Oil rig workers strike

Workers on oil rigs in the North Sea , who have been engaged in a number of strikes over the last year, which began with a series of wildcat strikes, again went on strike for 48 hours in the first week of June. This follows similar strikes in April and May.

850 workers in the Unite union employed by Stork and Sparrows struck on several rigs, accompanied by workers in the RMT union at Stork.

However initially 1,650 workers were due to take part in the strike. Unite failed to call for strike action on the rigs run by Bilfinger, claiming that negotiations were taking place. These negotiations failed to show any result.

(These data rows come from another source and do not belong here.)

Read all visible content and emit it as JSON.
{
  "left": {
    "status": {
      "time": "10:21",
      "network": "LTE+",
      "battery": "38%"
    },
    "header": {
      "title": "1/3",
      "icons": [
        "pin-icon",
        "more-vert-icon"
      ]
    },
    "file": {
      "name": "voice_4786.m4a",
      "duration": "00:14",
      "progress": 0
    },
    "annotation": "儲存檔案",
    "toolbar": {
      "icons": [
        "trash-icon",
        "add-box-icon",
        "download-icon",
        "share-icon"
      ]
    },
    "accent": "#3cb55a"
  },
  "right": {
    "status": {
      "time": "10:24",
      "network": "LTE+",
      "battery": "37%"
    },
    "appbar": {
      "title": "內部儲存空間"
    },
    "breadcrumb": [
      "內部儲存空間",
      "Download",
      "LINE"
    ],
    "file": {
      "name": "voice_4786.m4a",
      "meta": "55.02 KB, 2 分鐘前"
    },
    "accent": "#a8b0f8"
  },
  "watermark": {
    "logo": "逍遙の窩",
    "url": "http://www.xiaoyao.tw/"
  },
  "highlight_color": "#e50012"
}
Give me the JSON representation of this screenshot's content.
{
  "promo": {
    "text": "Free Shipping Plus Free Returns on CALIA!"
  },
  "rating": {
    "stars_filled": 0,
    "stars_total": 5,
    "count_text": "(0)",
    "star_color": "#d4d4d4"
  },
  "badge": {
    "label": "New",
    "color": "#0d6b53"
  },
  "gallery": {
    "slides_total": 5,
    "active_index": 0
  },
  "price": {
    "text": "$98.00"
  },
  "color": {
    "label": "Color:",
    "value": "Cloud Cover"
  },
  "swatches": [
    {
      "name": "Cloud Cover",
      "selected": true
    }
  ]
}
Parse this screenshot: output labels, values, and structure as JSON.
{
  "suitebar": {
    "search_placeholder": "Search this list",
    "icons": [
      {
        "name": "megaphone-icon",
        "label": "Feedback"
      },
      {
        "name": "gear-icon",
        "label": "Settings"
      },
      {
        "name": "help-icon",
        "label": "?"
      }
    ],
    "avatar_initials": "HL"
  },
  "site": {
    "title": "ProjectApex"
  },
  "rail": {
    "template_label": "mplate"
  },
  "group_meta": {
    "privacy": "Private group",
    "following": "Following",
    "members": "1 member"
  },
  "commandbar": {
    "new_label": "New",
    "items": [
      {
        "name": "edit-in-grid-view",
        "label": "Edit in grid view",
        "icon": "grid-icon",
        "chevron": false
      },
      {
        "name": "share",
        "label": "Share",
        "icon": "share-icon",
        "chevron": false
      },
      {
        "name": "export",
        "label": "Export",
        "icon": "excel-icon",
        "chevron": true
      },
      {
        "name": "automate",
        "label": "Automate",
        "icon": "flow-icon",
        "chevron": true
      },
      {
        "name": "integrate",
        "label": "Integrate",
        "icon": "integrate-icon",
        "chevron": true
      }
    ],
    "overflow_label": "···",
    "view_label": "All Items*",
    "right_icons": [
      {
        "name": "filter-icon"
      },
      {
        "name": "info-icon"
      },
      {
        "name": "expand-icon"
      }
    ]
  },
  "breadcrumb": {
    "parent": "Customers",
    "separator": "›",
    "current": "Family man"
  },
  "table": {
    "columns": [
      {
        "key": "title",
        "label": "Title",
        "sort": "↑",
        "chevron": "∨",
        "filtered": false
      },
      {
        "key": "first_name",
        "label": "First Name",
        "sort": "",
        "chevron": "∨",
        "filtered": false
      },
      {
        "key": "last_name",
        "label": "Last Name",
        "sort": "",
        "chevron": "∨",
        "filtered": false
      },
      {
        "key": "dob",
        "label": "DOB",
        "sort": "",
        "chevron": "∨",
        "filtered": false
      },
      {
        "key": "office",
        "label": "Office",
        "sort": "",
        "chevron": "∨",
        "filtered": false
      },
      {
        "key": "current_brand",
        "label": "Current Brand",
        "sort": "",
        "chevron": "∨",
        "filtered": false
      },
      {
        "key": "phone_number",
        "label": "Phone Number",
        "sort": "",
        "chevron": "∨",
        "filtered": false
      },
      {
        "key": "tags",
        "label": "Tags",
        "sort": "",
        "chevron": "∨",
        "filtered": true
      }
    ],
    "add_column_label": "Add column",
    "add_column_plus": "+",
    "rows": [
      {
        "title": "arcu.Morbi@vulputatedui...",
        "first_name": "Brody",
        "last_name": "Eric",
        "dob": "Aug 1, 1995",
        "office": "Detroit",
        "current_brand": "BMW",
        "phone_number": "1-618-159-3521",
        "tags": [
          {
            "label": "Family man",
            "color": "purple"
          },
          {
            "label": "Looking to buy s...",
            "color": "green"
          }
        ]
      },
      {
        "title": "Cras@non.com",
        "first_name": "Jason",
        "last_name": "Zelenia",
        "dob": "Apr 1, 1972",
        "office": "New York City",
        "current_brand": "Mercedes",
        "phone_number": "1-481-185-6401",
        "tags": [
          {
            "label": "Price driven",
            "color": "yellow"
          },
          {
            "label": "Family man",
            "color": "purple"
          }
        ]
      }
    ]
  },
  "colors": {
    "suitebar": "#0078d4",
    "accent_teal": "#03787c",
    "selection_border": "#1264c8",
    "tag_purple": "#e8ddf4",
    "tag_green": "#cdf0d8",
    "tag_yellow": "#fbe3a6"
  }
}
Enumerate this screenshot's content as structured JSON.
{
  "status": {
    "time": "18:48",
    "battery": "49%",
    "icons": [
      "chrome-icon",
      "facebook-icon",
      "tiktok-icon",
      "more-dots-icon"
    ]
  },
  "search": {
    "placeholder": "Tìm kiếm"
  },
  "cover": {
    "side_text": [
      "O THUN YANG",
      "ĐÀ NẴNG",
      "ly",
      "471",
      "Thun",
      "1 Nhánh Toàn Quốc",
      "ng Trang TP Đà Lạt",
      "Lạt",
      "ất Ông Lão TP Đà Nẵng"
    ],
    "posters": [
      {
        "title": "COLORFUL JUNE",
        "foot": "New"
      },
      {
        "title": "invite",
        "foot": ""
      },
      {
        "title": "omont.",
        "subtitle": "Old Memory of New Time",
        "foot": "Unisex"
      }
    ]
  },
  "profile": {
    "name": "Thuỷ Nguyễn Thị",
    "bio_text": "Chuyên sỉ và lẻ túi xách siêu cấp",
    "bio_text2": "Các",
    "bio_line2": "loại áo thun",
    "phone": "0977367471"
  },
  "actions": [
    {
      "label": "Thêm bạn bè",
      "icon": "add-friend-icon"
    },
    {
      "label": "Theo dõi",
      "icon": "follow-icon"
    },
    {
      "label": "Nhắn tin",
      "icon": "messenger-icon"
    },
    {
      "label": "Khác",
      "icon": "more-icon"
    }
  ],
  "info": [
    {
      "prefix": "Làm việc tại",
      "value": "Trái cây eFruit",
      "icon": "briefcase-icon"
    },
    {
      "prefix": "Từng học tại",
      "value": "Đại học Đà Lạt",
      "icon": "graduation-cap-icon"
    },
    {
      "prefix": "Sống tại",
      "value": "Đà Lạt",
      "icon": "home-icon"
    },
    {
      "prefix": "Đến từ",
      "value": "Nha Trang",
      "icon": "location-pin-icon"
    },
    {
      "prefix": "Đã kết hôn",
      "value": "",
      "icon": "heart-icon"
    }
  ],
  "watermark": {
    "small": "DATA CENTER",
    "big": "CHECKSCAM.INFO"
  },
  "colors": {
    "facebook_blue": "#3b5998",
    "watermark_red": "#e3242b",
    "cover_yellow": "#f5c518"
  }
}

When oil rig workers came out on strike last year in wildcat strikes they were united. Initially technicians, crew, scaffolders, and other skilled rig workers  acted together. Official union involvement by Unite and RMT have in fact led to the actions being ensnared in separate negotiations with no united strike action. Instead of increasing the intensity of strike action in a united way the unions have tranquilised the struggle. Unless workers take  grassroots action that unites them across these artificial union barriers then the strikes will end in defeat.

The strikes have been over pay and conditions, including over rotas, especially over onshore leave. Workers are forced to work three weeks on, three weeks off, which they detest. Workers were demanding an increase above the pay rate set by the Energy Services Agreement (ESA) for 2022. This was meant to rise by 4% but has not been paid. In addition, on some rigs workers must be prepared to work at any time for no additional pay.

The oil rig companies are making huge profits. BP trousered £23 billion in 2022 whilst Shell poured £32 billion into its coffers. TotalEnergies grabbed £16.4 billion in profits.

This is a stark case of capitalist greed where health and safety is flouted and a failure to agree to wage rises has led to an actual wage cut of £7,000 on average for oil workers, who are in one of the most unsafe and dangerous industries.

As more and more workers are forced by necessity to take industrial action, it becomes ever more necessary to create new forms of organisation. These should enable effective and unified struggle, bypassing the union bureaucrats and going beyond the trade unions.